Smitty's cell phone had died on the side of the road and using mine, he was unable to summon assistance. The chain on the bike jumped the rear sprocket, bunched up around the front sprocket, and ruptured the lower engine casing. I found it a wonder that Smitty managed to navigate to the road's edge rather than being scattered down the interstate amidst shards of plastic and a trail of gasoline. Ambient temperatures that morning were climbing into the upper 80's. The only tool Smitty had available happened to be an over-sized crescent wrench. While the young gentlemen was reluctant to leave the machine by the road's edge, I convinced Smitty to permit me to drive him to the next freeway exit where at least he could charge his phone and wait for assistance in the comfort of air conditioning. On my return voyage several hours later, I noted that the worse-for-wear Katana was absent from the interstate berm.
The question regarding whether motorcycle etiquette in contemporary times holds the same relevance as it once did is influenced by several factors. Motorcycles in general are more reliable. Insurance companies frequently offer roadside assistance as a component of policies which cover bikes. The cell phone puts aid at our fingertips in all but the most remote locations. More people own and ride motorcycles than in previous decades - although by some reports that number is again falling. So why should we be concerned with the way in which we interact with one another?

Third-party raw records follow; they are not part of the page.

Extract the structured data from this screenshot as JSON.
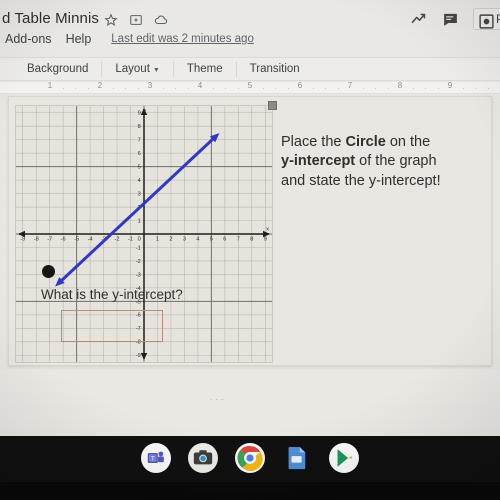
{
  "window": {
    "doc_title": "d Table Minnis",
    "title_icons": [
      "star-icon",
      "move-to-folder-icon",
      "cloud-status-icon"
    ],
    "menu_items": [
      "Add-ons",
      "Help"
    ],
    "last_edit": "Last edit was 2 minutes ago",
    "right_icons": [
      "activity-chart-icon",
      "comment-icon"
    ],
    "present_label": "Pr",
    "present_icon": "present-icon"
  },
  "toolbar": {
    "items": [
      {
        "label": "Background",
        "has_caret": false
      },
      {
        "label": "Layout",
        "has_caret": true
      },
      {
        "label": "Theme",
        "has_caret": false
      },
      {
        "label": "Transition",
        "has_caret": false
      }
    ]
  },
  "ruler": {
    "numbers": [
      "1",
      "2",
      "3",
      "4",
      "5",
      "6",
      "7",
      "8",
      "9"
    ]
  },
  "slide": {
    "prompt_line1_a": "Place the ",
    "prompt_line1_b": "Circle",
    "prompt_line1_c": " on the",
    "prompt_line2_a": "y-intercept",
    "prompt_line2_b": " of the graph",
    "prompt_line3": "and state the y-intercept!",
    "question": "What is the y-intercept?",
    "answer_value": "",
    "answer_placeholder": "",
    "circle_name": "draggable-circle-shape",
    "answer_box_border_color": "#c48a78"
  },
  "chart_data": {
    "type": "line",
    "title": "",
    "xlabel": "x",
    "ylabel": "y",
    "xlim": [
      -9.5,
      9.5
    ],
    "ylim": [
      -9.5,
      9.5
    ],
    "grid": true,
    "x_ticks": [
      -9,
      -8,
      -7,
      -6,
      -5,
      -4,
      -3,
      -2,
      -1,
      0,
      1,
      2,
      3,
      4,
      5,
      6,
      7,
      8,
      9
    ],
    "y_ticks": [
      -9,
      -8,
      -7,
      -6,
      -5,
      -4,
      -3,
      -2,
      -1,
      1,
      2,
      3,
      4,
      5,
      6,
      7,
      8,
      9
    ],
    "origin_label": "0",
    "series": [
      {
        "name": "line",
        "color": "#2b37d4",
        "slope": 0.9,
        "y_intercept": 2,
        "arrow_both_ends": true,
        "x_start": -6.6,
        "y_start": -3.9,
        "x_end": 5.6,
        "y_end": 7.5,
        "points": [
          [
            -6.6,
            -3.9
          ],
          [
            0,
            2
          ],
          [
            5.6,
            7.5
          ]
        ]
      }
    ],
    "legend_position": "none"
  },
  "below_slide": {
    "dots": "..."
  },
  "shelf": {
    "icons": [
      {
        "name": "teams-icon",
        "active": false
      },
      {
        "name": "camera-icon",
        "active": false
      },
      {
        "name": "chrome-icon",
        "active": true
      },
      {
        "name": "google-slides-icon",
        "active": false
      },
      {
        "name": "play-store-icon",
        "active": false
      }
    ]
  }
}
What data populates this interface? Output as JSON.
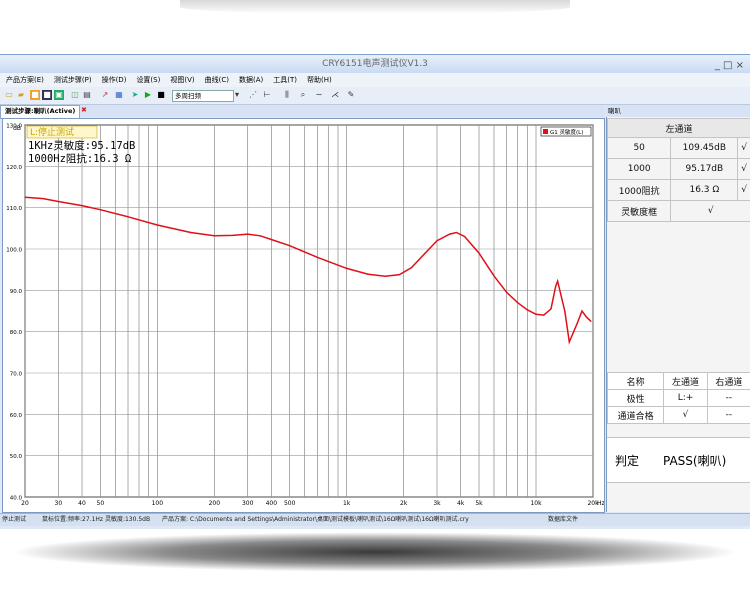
{
  "window": {
    "title": "CRY6151电声测试仪V1.3",
    "controls": "_ □ ×"
  },
  "menu": [
    "产品方案(E)",
    "测试步骤(P)",
    "操作(D)",
    "设置(S)",
    "视图(V)",
    "曲线(C)",
    "数据(A)",
    "工具(T)",
    "帮助(H)"
  ],
  "toolbar": {
    "select_value": "多周扫频"
  },
  "tab": {
    "label": "测试步骤:喇叭(Active)"
  },
  "chart": {
    "status_label": "L:停止测试",
    "sensitivity_text": "1KHz灵敏度:95.17dB",
    "impedance_text": "1000Hz阻抗:16.3 Ω",
    "legend_label": "G1 灵敏度(L)",
    "line_color": "#e0101a",
    "y_unit": "dB",
    "x_unit": "Hz"
  },
  "chart_data": {
    "type": "line",
    "x_scale": "log",
    "xlim": [
      20,
      20000
    ],
    "ylim": [
      40,
      130
    ],
    "y_ticks": [
      "130.0",
      "120.0",
      "110.0",
      "100.0",
      "90.0",
      "80.0",
      "70.0",
      "60.0",
      "50.0",
      "40.0"
    ],
    "x_ticks": [
      {
        "v": 20,
        "label": "20"
      },
      {
        "v": 30,
        "label": "30"
      },
      {
        "v": 40,
        "label": "40"
      },
      {
        "v": 50,
        "label": "50"
      },
      {
        "v": 100,
        "label": "100"
      },
      {
        "v": 200,
        "label": "200"
      },
      {
        "v": 300,
        "label": "300"
      },
      {
        "v": 400,
        "label": "400"
      },
      {
        "v": 500,
        "label": "500"
      },
      {
        "v": 1000,
        "label": "1k"
      },
      {
        "v": 2000,
        "label": "2k"
      },
      {
        "v": 3000,
        "label": "3k"
      },
      {
        "v": 4000,
        "label": "4k"
      },
      {
        "v": 5000,
        "label": "5k"
      },
      {
        "v": 10000,
        "label": "10k"
      },
      {
        "v": 20000,
        "label": "20k"
      }
    ],
    "series": [
      {
        "name": "G1 灵敏度(L)",
        "points": [
          [
            20,
            112.5
          ],
          [
            25,
            112.2
          ],
          [
            30,
            111.5
          ],
          [
            40,
            110.5
          ],
          [
            50,
            109.5
          ],
          [
            70,
            107.8
          ],
          [
            100,
            105.8
          ],
          [
            150,
            104
          ],
          [
            200,
            103.2
          ],
          [
            250,
            103.3
          ],
          [
            300,
            103.6
          ],
          [
            350,
            103.2
          ],
          [
            400,
            102.3
          ],
          [
            500,
            100.8
          ],
          [
            700,
            98
          ],
          [
            1000,
            95.3
          ],
          [
            1300,
            93.9
          ],
          [
            1600,
            93.4
          ],
          [
            1900,
            93.8
          ],
          [
            2200,
            95.5
          ],
          [
            2600,
            99
          ],
          [
            3000,
            102
          ],
          [
            3500,
            103.6
          ],
          [
            3800,
            104
          ],
          [
            4200,
            103
          ],
          [
            5000,
            99
          ],
          [
            6000,
            93.5
          ],
          [
            7000,
            89.5
          ],
          [
            8000,
            87
          ],
          [
            9000,
            85.3
          ],
          [
            10000,
            84.2
          ],
          [
            11000,
            84
          ],
          [
            12000,
            85.5
          ],
          [
            12700,
            91
          ],
          [
            13000,
            92.2
          ],
          [
            14200,
            85
          ],
          [
            15000,
            77.5
          ],
          [
            16500,
            82
          ],
          [
            17500,
            85
          ],
          [
            18500,
            83.5
          ],
          [
            19500,
            82.5
          ]
        ]
      }
    ]
  },
  "right_panel": {
    "header": "喇叭",
    "top_table": {
      "header": "左通道",
      "rows": [
        {
          "name": "50",
          "value": "109.45dB",
          "check": "√"
        },
        {
          "name": "1000",
          "value": "95.17dB",
          "check": "√"
        },
        {
          "name": "1000阻抗",
          "value": "16.3 Ω",
          "check": "√"
        },
        {
          "name": "灵敏度框",
          "value": "",
          "check": "√"
        }
      ]
    },
    "mid_table": {
      "headers": [
        "名称",
        "左通道",
        "右通道"
      ],
      "rows": [
        [
          "极性",
          "L:+",
          "--"
        ],
        [
          "通道合格",
          "√",
          "--"
        ]
      ]
    },
    "verdict": {
      "label": "判定",
      "value": "PASS(喇叭)"
    }
  },
  "status": {
    "left": "停止测试",
    "cursor": "鼠标位置:频率:27.1Hz 灵敏度:130.5dB",
    "scheme": "产品方案: C:\\Documents and Settings\\Administrator\\桌面\\测试模板\\喇叭测试\\16Ω喇叭测试\\16Ω喇叭测试.cry",
    "right": "数据库文件"
  }
}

According to the US Department of Transportation Statistics (2009), over 7 million motorcycles were registered in the United States by the end of 2007 (pp. 1, 3). Only a fraction of the bikes registered throughout the country are utilized as a primary means of year-round transportation - 4.3 percent according to the Motorcycle Industry Council (2003). The US Census Bureau reports that of the 130 million commuter vehicles used as a means of transportation to work, less than 150,000 were motorcycles - approximately .0011 percent of the commuter vehicle total (The Daily Rider, 2003, p. 1).
We - as motorcyclists, bikers, riders, scooter trash, etc. - remain in the minority on US roadways despite an increase in the popularity of our lifestyle. Even with the advances in engine design and safety equipment, and the push for awareness of motorcycles by the general public, the risk involved in riding a motorcycle - especially on a regular or daily basis - continues to be high. We wave to one another not only to acknowledge this risk, but to express our mutual fondness for a life lived outside the norm. We pull over to help a stranded rider not just out of altruism, but out of the sincere hope that when our time comes to stand at the highway's edge cursing (insert nationality) engineering, someone - a brother from the road - will stop for us if for nothing more than to commiserate on rotten luck.
Morris, C. C. (2009). Motorcycle trends in the United States. Bureau of Transportation Statistics. Retrieved from https://www.rita.dot.gov/bts/sites/rita.dot.gov.bts/files/publications/special_reports_and_issue_briefs/special_report/2009_05_14/pdf/entire.pdf
Ride to Work (n.d.). Motorcycle transportation fact sheet. The Daily Rider. Retrieved from http://www.ridetowork.org/files/docs/rtw_transportation_fact_sheet.pdf